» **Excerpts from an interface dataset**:

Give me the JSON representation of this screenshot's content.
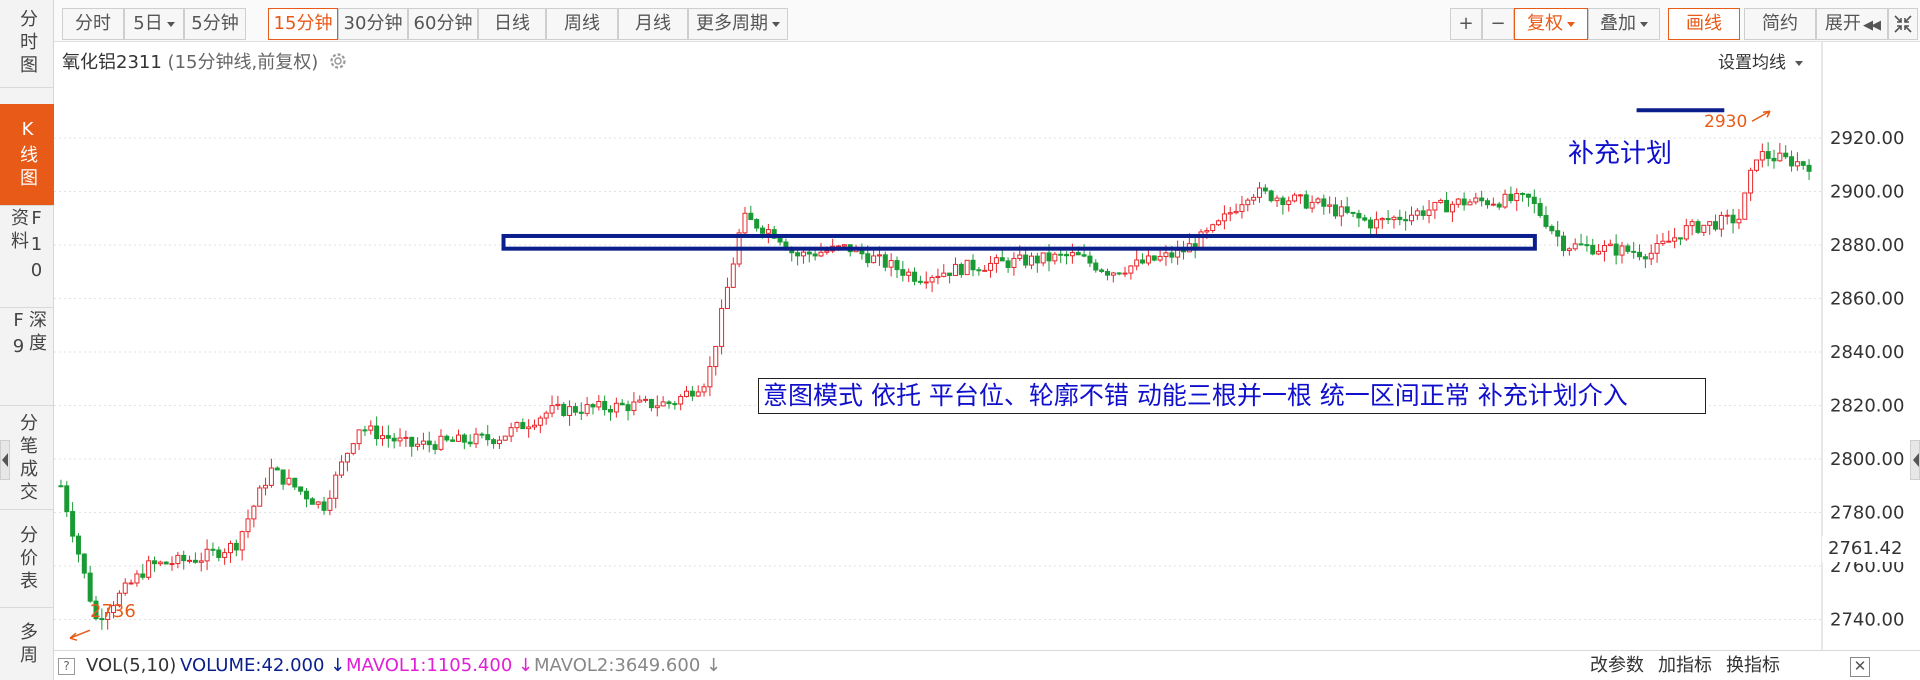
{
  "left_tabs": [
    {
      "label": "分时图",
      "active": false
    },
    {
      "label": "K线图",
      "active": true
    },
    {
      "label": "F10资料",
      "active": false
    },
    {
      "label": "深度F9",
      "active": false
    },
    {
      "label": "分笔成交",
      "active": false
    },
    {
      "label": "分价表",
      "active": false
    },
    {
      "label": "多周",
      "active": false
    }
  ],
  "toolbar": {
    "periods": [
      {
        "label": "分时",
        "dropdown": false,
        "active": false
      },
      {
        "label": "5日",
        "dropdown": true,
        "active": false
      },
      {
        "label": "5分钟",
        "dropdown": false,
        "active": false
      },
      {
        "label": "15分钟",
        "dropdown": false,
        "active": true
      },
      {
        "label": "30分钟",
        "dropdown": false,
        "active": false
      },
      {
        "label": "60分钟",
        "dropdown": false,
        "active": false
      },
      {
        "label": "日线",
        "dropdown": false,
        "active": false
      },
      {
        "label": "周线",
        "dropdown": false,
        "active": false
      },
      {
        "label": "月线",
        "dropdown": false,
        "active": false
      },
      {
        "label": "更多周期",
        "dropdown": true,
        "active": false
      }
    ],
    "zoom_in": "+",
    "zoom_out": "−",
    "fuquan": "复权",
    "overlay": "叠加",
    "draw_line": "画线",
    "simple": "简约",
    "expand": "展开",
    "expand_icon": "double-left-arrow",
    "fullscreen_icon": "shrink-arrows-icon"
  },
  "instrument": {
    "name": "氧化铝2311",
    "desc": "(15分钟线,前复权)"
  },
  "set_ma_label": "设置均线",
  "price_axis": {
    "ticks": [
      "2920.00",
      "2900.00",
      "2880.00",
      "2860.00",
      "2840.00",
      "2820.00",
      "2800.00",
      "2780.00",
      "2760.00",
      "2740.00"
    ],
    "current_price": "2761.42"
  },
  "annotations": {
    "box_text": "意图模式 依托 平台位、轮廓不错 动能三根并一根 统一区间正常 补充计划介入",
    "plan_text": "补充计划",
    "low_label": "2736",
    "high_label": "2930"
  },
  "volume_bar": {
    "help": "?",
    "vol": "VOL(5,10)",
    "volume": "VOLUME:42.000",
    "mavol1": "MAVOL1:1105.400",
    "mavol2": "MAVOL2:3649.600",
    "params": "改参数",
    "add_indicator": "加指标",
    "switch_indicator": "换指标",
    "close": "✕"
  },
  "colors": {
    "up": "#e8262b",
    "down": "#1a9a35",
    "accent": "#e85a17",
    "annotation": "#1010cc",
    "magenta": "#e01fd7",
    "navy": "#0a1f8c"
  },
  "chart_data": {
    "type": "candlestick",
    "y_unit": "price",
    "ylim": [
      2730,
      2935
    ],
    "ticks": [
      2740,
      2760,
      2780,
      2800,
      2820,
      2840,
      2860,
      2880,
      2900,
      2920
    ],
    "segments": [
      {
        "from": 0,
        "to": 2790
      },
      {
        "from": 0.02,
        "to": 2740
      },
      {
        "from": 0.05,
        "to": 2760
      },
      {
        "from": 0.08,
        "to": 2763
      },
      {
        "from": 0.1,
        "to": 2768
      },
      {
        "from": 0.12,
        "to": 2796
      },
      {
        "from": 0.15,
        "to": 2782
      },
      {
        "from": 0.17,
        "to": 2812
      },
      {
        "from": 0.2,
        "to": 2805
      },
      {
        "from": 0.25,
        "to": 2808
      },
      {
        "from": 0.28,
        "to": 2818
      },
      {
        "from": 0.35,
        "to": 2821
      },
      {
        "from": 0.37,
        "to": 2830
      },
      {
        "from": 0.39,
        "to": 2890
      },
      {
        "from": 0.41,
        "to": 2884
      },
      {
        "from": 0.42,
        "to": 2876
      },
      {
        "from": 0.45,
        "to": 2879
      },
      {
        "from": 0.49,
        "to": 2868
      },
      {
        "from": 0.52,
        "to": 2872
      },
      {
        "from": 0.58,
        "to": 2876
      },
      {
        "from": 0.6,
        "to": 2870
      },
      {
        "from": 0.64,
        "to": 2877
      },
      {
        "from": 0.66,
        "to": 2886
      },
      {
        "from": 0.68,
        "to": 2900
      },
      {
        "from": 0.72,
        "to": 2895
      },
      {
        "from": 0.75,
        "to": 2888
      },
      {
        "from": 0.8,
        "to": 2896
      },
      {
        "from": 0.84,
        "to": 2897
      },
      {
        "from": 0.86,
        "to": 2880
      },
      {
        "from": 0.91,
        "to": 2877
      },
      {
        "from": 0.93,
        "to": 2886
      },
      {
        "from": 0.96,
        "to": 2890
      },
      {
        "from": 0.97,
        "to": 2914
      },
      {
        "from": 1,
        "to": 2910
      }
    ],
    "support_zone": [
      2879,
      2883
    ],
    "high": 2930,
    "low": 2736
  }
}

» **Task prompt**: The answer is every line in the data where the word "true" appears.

» **The answer**:
      "active": true
        "dropdown": true,
        "active": true
        "dropdown": true,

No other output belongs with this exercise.